Instead of dancing prematurely on Flash’s grave, we ought to be hoping Adobe can turn it around and release something so innovative, so fast, so amazing — and so open — that even Steve Jobs has to smile.
Update 02-02-10: Adobe CTO Kevin Lynch weighed in on the debate over Flash and HTML5 video on the web in a blog post Tuesday morning. He expresses many of the same concerns about support and user experience inconsistencies across browsers, and offers comments about Flash’s ongoing future as a development environment.
In response to Apple’s iPad product announcement Wednesday, Adobe has posted a message to its Flash Platform blog assuring developers they’ll be able to use Adobe’s Flash authoring tools to build iPad apps.
Developers are currently able to publish almost any project built using ActionScript 3 into a native iPhone or iPod Touch application using a cross-compiler called Packager for iPhone. Adobe is tweaking Packager for iPhone, which will ship as part of Flash Professional Creative Suite 5, to work with the iPad SDK and support behaviors specific to the new device.
The biggest change is the difference in screen size. Adobe says it will first concentrate on getting ActionScript 3 apps to translate to the iPad properly, then build in support for the device’s larger screen size.
Keep in mind, this does not mean that Flash apps, AIR apps or the Flash Player are going to work on the iPad. There seems to be some confusion about this — probably because Adobe’s communications are purposely vague about this fact, and bloggers are unclear as to what Packager for iPhone actually does. When you export a Flash app to the iPhone, you’re not getting a Flash app, you’re getting an app that was built in Adobe’s ActionScript 3 programming language using the Flash authoring tool, then translated into iPhone-native code.
Flash and AIR apps don’t work on the iPhone or the iPod Touch and they won’t work on the iPad. Apple’s mobiles currently use hardware-embedded decoders to render YouTube videos, but we can expect that scenario to change soon, now that YouTube is moving towards HTML5 video playback using h.264, which Apple devices use as their native video codec.
In fact, during Steve Jobs’ announcement Wednesday morning, many attendees (including our own Gadget Lab team) noticed when a “plug-in missing” icon popped up on the New York Times homepage as Jobs was demonstrating the iPad’s Safari web browser.

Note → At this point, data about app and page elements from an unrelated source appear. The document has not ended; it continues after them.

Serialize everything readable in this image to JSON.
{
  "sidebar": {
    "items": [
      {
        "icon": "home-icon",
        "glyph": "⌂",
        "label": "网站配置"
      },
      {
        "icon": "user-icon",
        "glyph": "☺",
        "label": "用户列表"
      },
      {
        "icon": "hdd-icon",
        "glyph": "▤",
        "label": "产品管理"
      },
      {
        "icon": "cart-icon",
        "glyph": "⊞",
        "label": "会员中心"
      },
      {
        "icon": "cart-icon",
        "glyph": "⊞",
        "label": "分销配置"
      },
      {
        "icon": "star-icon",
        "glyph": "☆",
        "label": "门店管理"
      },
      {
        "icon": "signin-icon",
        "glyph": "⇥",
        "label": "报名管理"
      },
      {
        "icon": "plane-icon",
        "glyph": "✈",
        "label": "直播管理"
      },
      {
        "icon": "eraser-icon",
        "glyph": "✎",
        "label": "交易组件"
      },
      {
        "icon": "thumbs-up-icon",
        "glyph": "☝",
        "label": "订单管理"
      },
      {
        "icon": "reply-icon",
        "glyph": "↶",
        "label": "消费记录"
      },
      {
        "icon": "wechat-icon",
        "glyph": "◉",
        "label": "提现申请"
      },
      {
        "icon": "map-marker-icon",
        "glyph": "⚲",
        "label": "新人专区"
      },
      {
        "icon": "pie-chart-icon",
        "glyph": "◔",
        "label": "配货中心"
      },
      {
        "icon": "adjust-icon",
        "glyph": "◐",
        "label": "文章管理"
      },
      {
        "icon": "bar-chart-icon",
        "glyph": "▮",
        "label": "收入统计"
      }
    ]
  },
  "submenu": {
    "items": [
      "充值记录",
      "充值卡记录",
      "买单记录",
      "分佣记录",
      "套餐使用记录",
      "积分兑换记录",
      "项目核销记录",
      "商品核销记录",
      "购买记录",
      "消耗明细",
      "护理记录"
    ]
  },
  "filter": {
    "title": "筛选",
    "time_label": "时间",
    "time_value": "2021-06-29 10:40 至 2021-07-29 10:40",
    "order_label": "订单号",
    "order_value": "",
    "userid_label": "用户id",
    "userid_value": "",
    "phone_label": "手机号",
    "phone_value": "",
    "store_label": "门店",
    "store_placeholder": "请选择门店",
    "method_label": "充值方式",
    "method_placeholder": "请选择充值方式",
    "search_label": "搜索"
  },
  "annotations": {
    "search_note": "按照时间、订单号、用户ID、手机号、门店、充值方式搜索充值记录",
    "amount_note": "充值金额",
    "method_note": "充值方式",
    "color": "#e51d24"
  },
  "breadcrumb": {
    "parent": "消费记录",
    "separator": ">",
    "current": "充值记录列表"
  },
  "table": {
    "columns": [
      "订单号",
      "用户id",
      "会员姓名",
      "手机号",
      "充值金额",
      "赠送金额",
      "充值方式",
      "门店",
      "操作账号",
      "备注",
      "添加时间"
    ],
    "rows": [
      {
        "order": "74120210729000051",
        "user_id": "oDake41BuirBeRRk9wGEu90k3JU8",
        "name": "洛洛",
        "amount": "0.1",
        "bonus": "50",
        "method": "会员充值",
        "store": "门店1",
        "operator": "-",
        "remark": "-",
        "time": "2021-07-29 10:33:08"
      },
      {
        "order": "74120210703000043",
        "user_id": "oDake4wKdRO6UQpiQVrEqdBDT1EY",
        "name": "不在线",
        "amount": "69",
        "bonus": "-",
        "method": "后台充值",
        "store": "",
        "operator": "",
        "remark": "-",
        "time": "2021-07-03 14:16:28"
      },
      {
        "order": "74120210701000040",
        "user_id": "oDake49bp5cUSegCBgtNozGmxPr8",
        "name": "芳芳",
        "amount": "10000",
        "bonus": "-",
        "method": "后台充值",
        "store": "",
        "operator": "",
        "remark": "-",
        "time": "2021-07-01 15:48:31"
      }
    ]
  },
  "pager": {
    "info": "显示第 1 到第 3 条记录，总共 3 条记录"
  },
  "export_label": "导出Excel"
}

Adobe was going to release a full beta of Flash Professional CS5, but the company decided against it so it could get the final app out more quickly.